Vanderhoof — For a decade, speed skating enthusiasts in Nechako Lakes have been part of creating one of the largest clubs in western Canada.
What started with five families has since grown to more than 70 skaters with athletes competing at provincial and national levels, Nicole Ebert, 47, one of the clubs founding members, said.
“At the beginning it was so different. To start with we had no mats, and when we did get mats we had no where to store them. The five-year-old kids were up at six in the morning because that was the only time we could get. [At that time] the adults, kids and babies were on the ice together but, gradually as people joined, [the club] grew. Then with support from Fort St. James and Prince George clubs we got coaching organized, among other things,” Ebert said.
The club has managed to grow so substantially in numbers and skill level that it was asked to host the BC Short Track Speed skating Championship in Vanderhoof this past March for the first time and, for first time in nearly a decade, the event was held in the north, Keith Gordon, Fort St. James long-track coach said.

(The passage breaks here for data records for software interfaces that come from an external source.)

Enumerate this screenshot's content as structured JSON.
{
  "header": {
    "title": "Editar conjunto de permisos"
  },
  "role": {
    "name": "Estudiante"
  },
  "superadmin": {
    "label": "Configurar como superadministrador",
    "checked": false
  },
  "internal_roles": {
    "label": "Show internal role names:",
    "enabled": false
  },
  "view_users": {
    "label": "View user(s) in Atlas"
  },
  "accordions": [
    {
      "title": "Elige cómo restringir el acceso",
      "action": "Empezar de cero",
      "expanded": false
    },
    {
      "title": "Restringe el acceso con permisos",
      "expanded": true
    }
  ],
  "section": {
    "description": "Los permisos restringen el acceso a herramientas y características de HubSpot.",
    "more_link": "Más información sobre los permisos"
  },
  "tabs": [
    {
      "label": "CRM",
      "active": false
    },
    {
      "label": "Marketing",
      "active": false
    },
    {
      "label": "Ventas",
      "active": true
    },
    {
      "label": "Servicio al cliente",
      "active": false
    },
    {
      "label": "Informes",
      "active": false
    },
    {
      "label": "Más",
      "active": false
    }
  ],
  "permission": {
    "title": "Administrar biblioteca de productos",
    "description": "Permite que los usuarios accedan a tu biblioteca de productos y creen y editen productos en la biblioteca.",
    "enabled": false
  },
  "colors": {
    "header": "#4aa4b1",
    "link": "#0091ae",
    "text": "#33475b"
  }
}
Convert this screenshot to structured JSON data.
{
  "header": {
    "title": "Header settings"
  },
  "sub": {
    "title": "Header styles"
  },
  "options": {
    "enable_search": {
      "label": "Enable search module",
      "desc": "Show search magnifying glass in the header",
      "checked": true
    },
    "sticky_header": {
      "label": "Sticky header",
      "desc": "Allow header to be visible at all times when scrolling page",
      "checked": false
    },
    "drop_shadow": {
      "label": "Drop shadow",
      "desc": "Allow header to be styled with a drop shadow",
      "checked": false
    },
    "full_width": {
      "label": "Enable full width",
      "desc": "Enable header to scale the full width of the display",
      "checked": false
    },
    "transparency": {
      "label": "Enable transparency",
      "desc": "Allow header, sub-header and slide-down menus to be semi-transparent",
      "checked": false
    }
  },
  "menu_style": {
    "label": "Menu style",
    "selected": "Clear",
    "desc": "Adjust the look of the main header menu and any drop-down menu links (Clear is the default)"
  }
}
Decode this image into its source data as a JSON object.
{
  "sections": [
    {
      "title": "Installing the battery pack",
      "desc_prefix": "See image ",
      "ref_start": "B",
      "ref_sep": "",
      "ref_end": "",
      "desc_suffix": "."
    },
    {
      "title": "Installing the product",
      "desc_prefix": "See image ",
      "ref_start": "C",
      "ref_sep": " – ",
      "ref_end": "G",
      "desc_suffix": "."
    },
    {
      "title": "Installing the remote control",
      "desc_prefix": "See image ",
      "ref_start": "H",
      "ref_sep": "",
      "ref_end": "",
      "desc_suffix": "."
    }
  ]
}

“It’s gone from a startup club to a club with the most registered skaters in 10 years and I think that’s a testimony on the people who run it who obviously work hard and have shared values that resonate well with families who want their kids in the club. They now have a certified introduction-to-competition coach and thats the level of coaching to make yearly training plans,” Gordon said, adding that the Fort St. James club has been around since 1985 but the two clubs continue to work together. “We have open practises and Fort kids are always welcomed in Vanderhoof and of course we have Vanderhoof skaters up here sometimes.”
Three of the original families who founded the club still have kids skating including Alison Desmarais, 17, of Vanderhoof who skated on team BC at the Canada Winter Games (CWG) this past February.
Three kids from the club, Matthew Ebert,16, Connor Ebert,14, and Sarah McBride, 16 went to the provincial tournament in Prince George (the trial event before the CWG) and participated in the age-class championship. Sarah brought home a silver medal, Connor placed third in an event, and Matthew placed third overall in the country after receiving four medals.
“It’s been amazing to watch the growth of the club – both in the level of skating and the number of kids past and present who have been part of it. Our club also has an incredible group of volunteers which keeps things running smoothly. Coaches, organizers, equipment people and others are always there whenever the need arises. There’s also a great group of teenagers who continue to skate for exercise but aren’t interested in competing,” Sarah Ebert, 17, said, speed skate member.
Although speed skating season is over for the summer, Gordon said it’s still such a competitive sport.
“And with the level some of the kids are now at, many must do a lot of physical training in the offseason.”
Some skaters are now getting ready for dry-land skating while others chose biking or running to stay in shape but, Sarah Ebert feels the biggest focus of the club is to just have fun.
“In ten years, from a beginning club where all the kids are under seven, we’re just having kids old enough now to compete at higher levels. Our kids have done well at provincial and national levels but the big focus of our club is just to do your best, and skate for yourself. There are two philosophies in sports, and the one that often comes through is achievement and focuses on those few kids that will progress through to provincial and national levels. But the other 80 per cent, that’s not where their heading and maybe that’s not where they want to head. So it’s important we have a fun environment that fosters success in a social environment that keeps them active for life,” Ebert said.